Proposition 13 (2020)


California has long been a forward-looking place where people cherish values like innovation, learning, and sustainability.  Maybe this is why California voters are often suckers when somebody asks them to spend more money on education. In two decades, we’ve approved five tax increases to borrow money for school facilities:

  • Proposition 51 (2016)
  • Proposition 1D (2006)
  • Proposition 55 (2004)
  • Proposition 47 (2002)
  • Proposition 1A (1998)

Just four years ago, politicians asked us to borrow $9 billion more to fund K-12 and college educational facilities. Now they want to borrow an additional $15 billion for the same purposes.

Sadly, our willingness to “invest in the future” is harming the future generations we want to help, by burying them in debt.

At 3% interest this latest IOU bond measure will burden California’s future and with an additional education bill of over $22 billion over the next 30 years.  This will bring the annual payment for all five bond measures to $4,200,000,000 per year.

If we just keep spending at the expense of future generations, what incentive do school administrators have to stay within their budgets? Or even tell the truth about those budgets? Proposition 13’s authors anticipate school officials lying about their funding needs: Several paragraphs of the measure (Section 9) detail what happens if “eligibility or funding application related information is found to have been falsely certified by school districts”.

“What happens” however is essentially nothing – Prop. 13 provides no penalties whatsoever for officials caught making false declarations! Their schools will remain eligible for funding, reduced only “as necessary to reflect the actual nature of the project (and) disregard the inaccurate information or material”.

Meanwhile the measure completely ignores many actual educational needs popular among poor, immigrant and minority families. Millions of California students homeschool or attend independent schools. But low income families choosing these alternatives will be ineligible to receive any of Prop. 13’s billions of dollars, even when they produce better educational outcomes for students than failing government-run schools.

Bonds are traditionally used to fund large capital expenses such as buildings that will last decades. Prop. 13 would allow bond money to be spent on “portable electronic devices” that need replacing in as few as 3 years (Section 29) – a potentially profitable arrangement for favored big tech companies, but are their profits a good reason to raise your taxes?

Politically powerful unions will also do well under Prop. 13 – it requires the state “prioritize projects that include the use of a project labor agreement” (PLA) (Section 12). PLAs are special deals that require paying organized labor far above market wages.

California renters will face higher rents under Prop. 13’s property tax increases. Forcing residents who’ve never attended college to subsidize higher education for others, including the wealthy, is unfair.

Cutting California families’ budgets to fatten an unaccountable educational establishment with bureaucrats making 6-figure salaries is irresponsible.
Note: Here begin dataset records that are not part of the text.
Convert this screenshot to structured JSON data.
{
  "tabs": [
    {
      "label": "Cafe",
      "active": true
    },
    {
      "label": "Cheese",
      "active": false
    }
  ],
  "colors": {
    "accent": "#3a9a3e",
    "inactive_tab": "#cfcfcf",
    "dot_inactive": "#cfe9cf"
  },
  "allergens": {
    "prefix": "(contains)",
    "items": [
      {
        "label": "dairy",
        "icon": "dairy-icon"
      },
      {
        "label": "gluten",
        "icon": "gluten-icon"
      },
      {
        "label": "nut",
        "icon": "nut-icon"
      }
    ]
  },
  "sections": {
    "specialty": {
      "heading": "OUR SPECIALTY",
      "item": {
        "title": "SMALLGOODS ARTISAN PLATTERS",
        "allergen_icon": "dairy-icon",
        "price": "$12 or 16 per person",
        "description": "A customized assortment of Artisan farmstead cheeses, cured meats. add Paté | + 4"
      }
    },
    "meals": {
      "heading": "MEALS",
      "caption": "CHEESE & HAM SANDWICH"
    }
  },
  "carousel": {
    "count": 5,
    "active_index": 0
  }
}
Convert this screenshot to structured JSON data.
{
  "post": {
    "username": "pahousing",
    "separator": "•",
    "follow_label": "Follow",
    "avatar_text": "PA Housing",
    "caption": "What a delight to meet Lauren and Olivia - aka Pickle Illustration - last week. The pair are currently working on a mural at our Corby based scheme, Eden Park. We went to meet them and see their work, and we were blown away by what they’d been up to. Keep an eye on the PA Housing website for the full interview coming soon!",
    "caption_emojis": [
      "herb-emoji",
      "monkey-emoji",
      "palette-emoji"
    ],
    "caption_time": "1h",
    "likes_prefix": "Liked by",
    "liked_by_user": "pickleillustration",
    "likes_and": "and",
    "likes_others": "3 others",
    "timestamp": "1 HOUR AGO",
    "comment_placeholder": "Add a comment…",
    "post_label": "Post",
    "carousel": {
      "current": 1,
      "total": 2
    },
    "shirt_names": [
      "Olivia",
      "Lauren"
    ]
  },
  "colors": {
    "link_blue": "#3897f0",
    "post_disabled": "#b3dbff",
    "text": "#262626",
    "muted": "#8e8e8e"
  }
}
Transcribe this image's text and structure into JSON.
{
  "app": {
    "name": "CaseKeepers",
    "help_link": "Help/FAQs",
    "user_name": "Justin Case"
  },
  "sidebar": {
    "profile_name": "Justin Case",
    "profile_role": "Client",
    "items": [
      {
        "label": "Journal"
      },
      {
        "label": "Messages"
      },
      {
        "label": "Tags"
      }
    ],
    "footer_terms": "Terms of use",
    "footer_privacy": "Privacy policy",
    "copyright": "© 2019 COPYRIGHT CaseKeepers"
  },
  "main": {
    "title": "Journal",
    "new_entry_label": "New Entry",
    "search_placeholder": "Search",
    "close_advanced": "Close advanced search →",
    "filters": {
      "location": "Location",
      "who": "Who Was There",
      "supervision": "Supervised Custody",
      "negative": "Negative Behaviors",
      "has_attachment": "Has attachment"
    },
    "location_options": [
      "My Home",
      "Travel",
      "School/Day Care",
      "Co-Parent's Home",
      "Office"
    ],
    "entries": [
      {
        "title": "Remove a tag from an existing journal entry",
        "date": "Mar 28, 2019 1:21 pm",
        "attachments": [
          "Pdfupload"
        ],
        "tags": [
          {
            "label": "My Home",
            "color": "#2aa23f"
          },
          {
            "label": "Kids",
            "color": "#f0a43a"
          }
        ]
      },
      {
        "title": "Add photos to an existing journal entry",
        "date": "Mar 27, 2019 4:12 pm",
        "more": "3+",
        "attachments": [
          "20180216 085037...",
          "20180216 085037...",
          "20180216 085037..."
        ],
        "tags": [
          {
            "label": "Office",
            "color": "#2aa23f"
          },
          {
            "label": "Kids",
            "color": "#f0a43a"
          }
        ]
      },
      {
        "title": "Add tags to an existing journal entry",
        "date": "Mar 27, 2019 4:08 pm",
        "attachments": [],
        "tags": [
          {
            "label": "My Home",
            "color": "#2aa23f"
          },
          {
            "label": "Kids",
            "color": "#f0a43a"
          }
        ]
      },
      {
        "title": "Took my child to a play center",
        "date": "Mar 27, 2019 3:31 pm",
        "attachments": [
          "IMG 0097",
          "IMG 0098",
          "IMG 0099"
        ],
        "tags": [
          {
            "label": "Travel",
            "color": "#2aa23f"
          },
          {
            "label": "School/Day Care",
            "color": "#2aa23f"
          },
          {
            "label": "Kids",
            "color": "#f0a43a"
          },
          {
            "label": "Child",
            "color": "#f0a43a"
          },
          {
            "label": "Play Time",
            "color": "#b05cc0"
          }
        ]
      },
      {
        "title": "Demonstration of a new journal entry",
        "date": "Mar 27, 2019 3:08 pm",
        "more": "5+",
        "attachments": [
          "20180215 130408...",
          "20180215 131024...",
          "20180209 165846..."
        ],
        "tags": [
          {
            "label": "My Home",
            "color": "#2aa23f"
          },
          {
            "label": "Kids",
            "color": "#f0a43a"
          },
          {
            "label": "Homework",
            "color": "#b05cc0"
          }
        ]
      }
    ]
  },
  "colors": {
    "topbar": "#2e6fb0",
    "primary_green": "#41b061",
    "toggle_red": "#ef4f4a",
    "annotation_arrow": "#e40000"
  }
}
And borrowing against the future to fuel an ever-growing educational bureaucracy is unsustainable.

Please vote NO on Proposition 13!

Libertarian Party of California,